Beyond Democratic Underground, the mainstream pro-choice movement’s attitude wasn’t much more heartening. Many pro-choice leaders opposed the Unborn Victims of Violence Act (otherwise known as ‘Laci and Conner’s Law’), a statute that would make the murder of a pregnant women equivalent to two crimes rather than just one, on the grounds that it would affect women’s right to abortion, even though the legislation specifically exempted legal abortions. Here again, there were dissidents: according to former National Organization for Women President Patricia Ireland, Laci Peterson’s death was indeed a double homicide.
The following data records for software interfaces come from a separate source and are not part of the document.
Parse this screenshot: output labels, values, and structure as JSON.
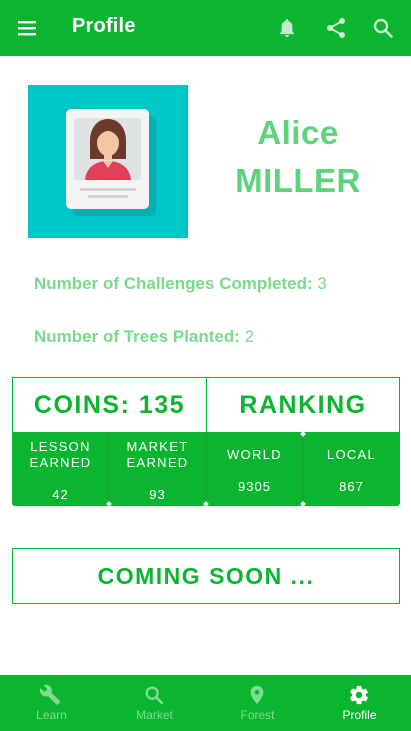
{
  "appbar": {
    "title": "Profile",
    "icons": [
      "menu-icon",
      "bell-icon",
      "share-icon",
      "search-icon"
    ]
  },
  "profile": {
    "first_name": "Alice",
    "last_name": "MILLER",
    "challenges_label": "Number of Challenges Completed:",
    "challenges_value": "3",
    "trees_label": "Number of Trees Planted:",
    "trees_value": "2"
  },
  "coins": {
    "label": "COINS: 135"
  },
  "ranking": {
    "label": "RANKING"
  },
  "stats": [
    {
      "label_line1": "LESSON",
      "label_line2": "EARNED",
      "value": "42"
    },
    {
      "label_line1": "MARKET",
      "label_line2": "EARNED",
      "value": "93"
    },
    {
      "label_line1": "WORLD",
      "label_line2": "",
      "value": "9305"
    },
    {
      "label_line1": "LOCAL",
      "label_line2": "",
      "value": "867"
    }
  ],
  "coming_soon": {
    "label": "COMING SOON ..."
  },
  "nav": [
    {
      "label": "Learn",
      "icon": "wrench-icon",
      "active": false
    },
    {
      "label": "Market",
      "icon": "search-icon",
      "active": false
    },
    {
      "label": "Forest",
      "icon": "location-pin-icon",
      "active": false
    },
    {
      "label": "Profile",
      "icon": "gear-icon",
      "active": true
    }
  ],
  "colors": {
    "primary": "#0cb52f",
    "name_text": "#5dd37b",
    "stat_text": "#7ad98c",
    "avatar_bg": "#00c6c8",
    "nav_inactive": "#7fdc91"
  }
}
Still, the Left’s reaction to Laci Peterson’s demise makes one wonder about their much-trumpeted commitment to women’s well-being. At times, the lives of real women seem to take a back seat to abstract principles like the ‘right to choose [an abortion]’ – which, by the way, I view as an important right. This is not the first time this has happened. For example, when Aqsa Parvez, a young South Asian woman in Ontario, was murdered by her father and brother for refusing to wear a veil, the left-wing Toronto Star’s columnist Jim Coyle expressed sympathy for her killers. In this instance, the need to avoid appearing racist (by condemning so-called honour killings) took precedence over an actual woman’s right to life itself.
The fact that a large majority of Americans – a majority that includes women – supported ‘Laci and Conner’s Law’ suggests that women aren’t falling for the fear-mongering by some leftists that this type of legislation will suddenly eliminate their right to terminate an unwanted pregnancy. I also believe that by vociferously opposing laws penalizing violence against expectant mothers, the pro-choice movement and the Left as a whole risk losing relevance in the lives of the women they purport to defend.